A pesto elk chop is served with a side of spaghetti in a mushroom marinara sauce at Chop 40 in Verdi.

A pesto elk chop is served with a side of spaghetti in a mushroom marinara sauce at Chop 40 in Verdi.

PHOTO/ALLISON YOUNG

Chop 40 is open from 11 a.m. to 9 p.m. Learn more at chop40.com.

Chop 40 is the latest incarnation of a rustic-themed restaurant in Verdi, and I’m pleased to say the new owners have a done a nice job sprucing up the digs, menu and service. I made a reservation for our large group of adults and kids, and the staff was very accomodating.

The kids ordered mozzarella sticks ($6), chicken wings with C40 sauce ($10 for 10), chicken tenders ($7) and sliders ($7). The latter two came with fries. The fried cheese sticks were battered and served with a decent garlic-and-herb marinara sauce for dipping. The wings were juicy and crisp. The sauce was a good blend of sweet and spicy. The tenders were surprisingly juicy, and the sliders came on housemade rolls.

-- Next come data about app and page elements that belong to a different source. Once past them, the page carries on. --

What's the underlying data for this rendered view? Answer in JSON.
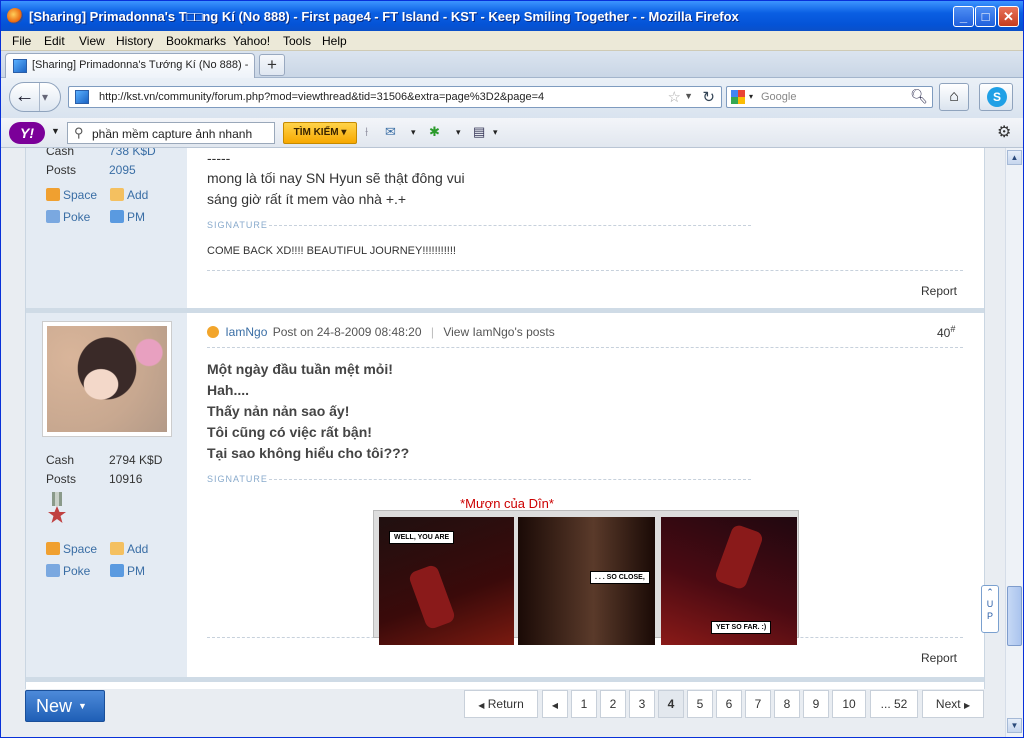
{
  "window": {
    "title": "[Sharing] Primadonna's T□□ng Kí (No 888) - First page4 - FT Island - KST - Keep Smiling Together - - Mozilla Firefox"
  },
  "menu": [
    "File",
    "Edit",
    "View",
    "History",
    "Bookmarks",
    "Yahoo!",
    "Tools",
    "Help"
  ],
  "tab": {
    "label": "[Sharing] Primadonna's Tướng Kí (No 888) - ..."
  },
  "nav": {
    "url": "http://kst.vn/community/forum.php?mod=viewthread&tid=31506&extra=page%3D2&page=4",
    "search_placeholder": "Google"
  },
  "yahoo": {
    "search_value": "phần mềm capture ảnh nhanh",
    "search_button": "TÌM KIẾM",
    "logo": "Y!"
  },
  "post1": {
    "cash_label": "Cash",
    "cash_value": "738 K$D",
    "posts_label": "Posts",
    "posts_value": "2095",
    "space": "Space",
    "add": "Add",
    "poke": "Poke",
    "pm": "PM",
    "divider": "-----",
    "line1": "mong là tối nay SN Hyun sẽ thật đông vui",
    "line2": "sáng giờ rất ít mem vào nhà +.+",
    "signature_label": "SIGNATURE",
    "signature": "COME BACK XD!!!! BEAUTIFUL JOURNEY!!!!!!!!!!!",
    "report": "Report"
  },
  "post2": {
    "author": "IamNgo",
    "posted": "Post on 24-8-2009 08:48:20",
    "view_posts": "View IamNgo's posts",
    "floor": "40",
    "floor_sup": "#",
    "cash_label": "Cash",
    "cash_value": "2794 K$D",
    "posts_label": "Posts",
    "posts_value": "10916",
    "space": "Space",
    "add": "Add",
    "poke": "Poke",
    "pm": "PM",
    "lines": [
      "Một ngày đầu tuần mệt mỏi!",
      "Hah....",
      "Thấy nản nản sao ấy!",
      "Tôi cũng có việc rất bận!",
      "Tại sao không hiểu cho tôi???"
    ],
    "signature_label": "SIGNATURE",
    "sig_caption": "*Mượn của Dîn*",
    "comic": [
      "WELL, YOU ARE",
      ". . . SO CLOSE,",
      "YET SO FAR. :)"
    ],
    "report": "Report"
  },
  "bottom": {
    "new_label": "New",
    "return_label": "Return",
    "pages": [
      "1",
      "2",
      "3",
      "4",
      "5",
      "6",
      "7",
      "8",
      "9",
      "10",
      "... 52"
    ],
    "current_page": "4",
    "next_label": "Next"
  },
  "colors": {
    "titlebar": "#0453d6",
    "link": "#3a6ea5",
    "caption_red": "#cc0000",
    "new_button": "#1f5fb6"
  }
}
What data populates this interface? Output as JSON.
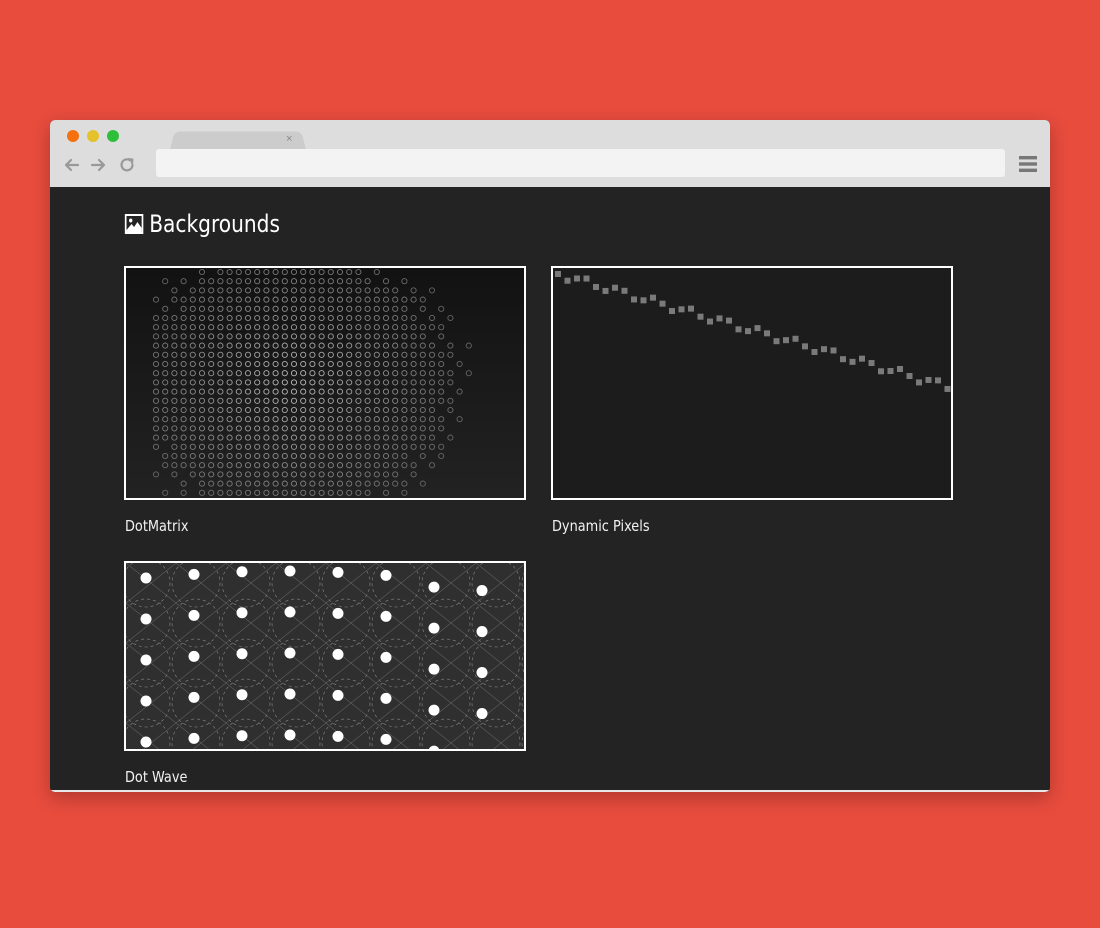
{
  "browser": {
    "tab_close": "×",
    "address_value": "",
    "traffic_light_colors": {
      "close": "#f5700e",
      "minimize": "#e5c12b",
      "maximize": "#2fbe3c"
    }
  },
  "page": {
    "heading_icon": "image-icon",
    "heading": "Backgrounds",
    "background_color": "#e84c3d",
    "cards": [
      {
        "label": "DotMatrix",
        "preview": "dot-matrix-preview"
      },
      {
        "label": "Dynamic Pixels",
        "preview": "dynamic-pixels-preview"
      },
      {
        "label": "Dot Wave",
        "preview": "dot-wave-preview"
      }
    ]
  }
}
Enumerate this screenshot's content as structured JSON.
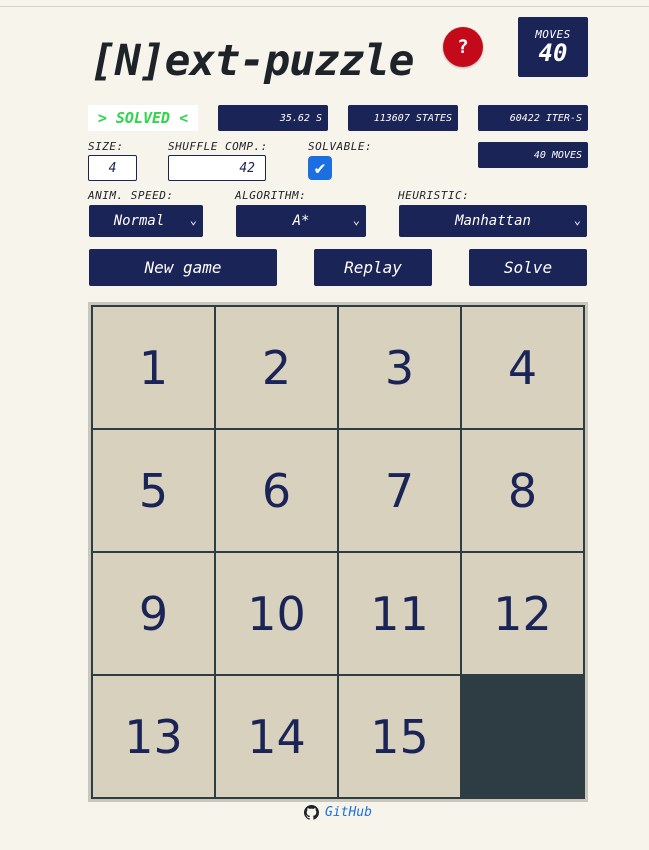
{
  "header": {
    "title": "[N]ext-puzzle",
    "help_label": "?",
    "moves_label": "MOVES",
    "moves_value": "40"
  },
  "status": {
    "solved_text": "> SOLVED <",
    "time": "35.62 S",
    "states": "113607 STATES",
    "iterations": "60422 ITER-S",
    "moves": "40 MOVES"
  },
  "settings": {
    "size_label": "SIZE:",
    "size_value": "4",
    "shuffle_label": "SHUFFLE COMP.:",
    "shuffle_value": "42",
    "solvable_label": "SOLVABLE:",
    "solvable_checked": true,
    "anim_speed_label": "ANIM. SPEED:",
    "anim_speed_value": "Normal",
    "algorithm_label": "ALGORITHM:",
    "algorithm_value": "A*",
    "heuristic_label": "HEURISTIC:",
    "heuristic_value": "Manhattan"
  },
  "actions": {
    "new_game": "New game",
    "replay": "Replay",
    "solve": "Solve"
  },
  "board": {
    "tiles": [
      "1",
      "2",
      "3",
      "4",
      "5",
      "6",
      "7",
      "8",
      "9",
      "10",
      "11",
      "12",
      "13",
      "14",
      "15",
      ""
    ]
  },
  "footer": {
    "github_label": "GitHub"
  },
  "colors": {
    "primary": "#1b2456",
    "solved_green": "#2fd64a",
    "help_red": "#c4091b",
    "tile_bg": "#d7d1be",
    "empty_tile": "#2e3c43",
    "link_blue": "#1b6fe0"
  }
}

The adults ordered fried elote balls ($7)—bite-sized fritters of roasted corn, five cheeses, garlic, onion, lime and cilantro. They came with sour cream and lemon dipping sauce. The flavors were reminiscent of Mexican street food corn-on-the-cob. Next up was an order of fresh chicharrones ($5), crispy pork rinds, served with a sauce of vinegar, shoyu and onion. The pig chips made a fun crackling sound when dipped. Three bacon and Brussels sprouts skewers ($9) followed, with crispy bacon, roasted sprouts and garlic cloves—drizzled with balsamic glaze. Even the little guys liked these.

Moving to large plates, we ordered a house salad of mixed greens, veggies and feta, with wood-fired chicken breast and house ranch ($10). Both the meat and dressing were overpowered by dried tarragon, and the cheese was missing in action. Hansi’s fries ($12) were much better—a pile of shoestring potatoes and smoky, glazed pulled pork topped melted cheddar and fresh jalapeño. A chorizo burger with a side of coleslaw ($12) featured a large handmade sausage patty on a potato bun with lettuce, tomato and onion. The burger was fine, though the coleslaw could have used more seasoning. It was basically wet cabbage with a hint of vinegar.

Because we couldn’t decide between the two, we ordered a pair of 14-inch pizzas ($20 each), including the Blue Hawaiian, with marinara, mozzarella, ham and pineapple; and the Yeti, with barbecue sauce, mozzarella, pulled pork, chorizo and red onion. Each was finished with blue cheese and banana pepper, and both were fantastic—with thin crusts and chewy edges.

Despite having plenty of food to share between us, I felt we’d be remiss not to try the day’s special, a pesto elk chop with side of spaghetti ($32). The grilled chop was huge and done a perfect medium rare, topped with shredded parmesan and a really nice housemade pesto. I savored every delicious bite. The pasta was fine, tossed in a mushroom marinara—simple, yet effective. The meal came with a scoop of vanilla ice cream, which I let the kids share.

Although I was too full for dessert, the ladies and kids outvoted me, and I’m glad they did. Servings of cheesecake ($6 each)—both plain and drizzled in caramel—were textbook examples of the classic. But they were completely outshone by Grandma Daisy’s cast iron cookie with ice cream ($7). It comes with a choice of either caramel or chocolate sauce; the kids of course said, “both, please.” An adorable little skillet is filled with chocolate chip cookie dough that’s baked and served hot and gooey, ala mode. No matter how full you are, don’t leave without it.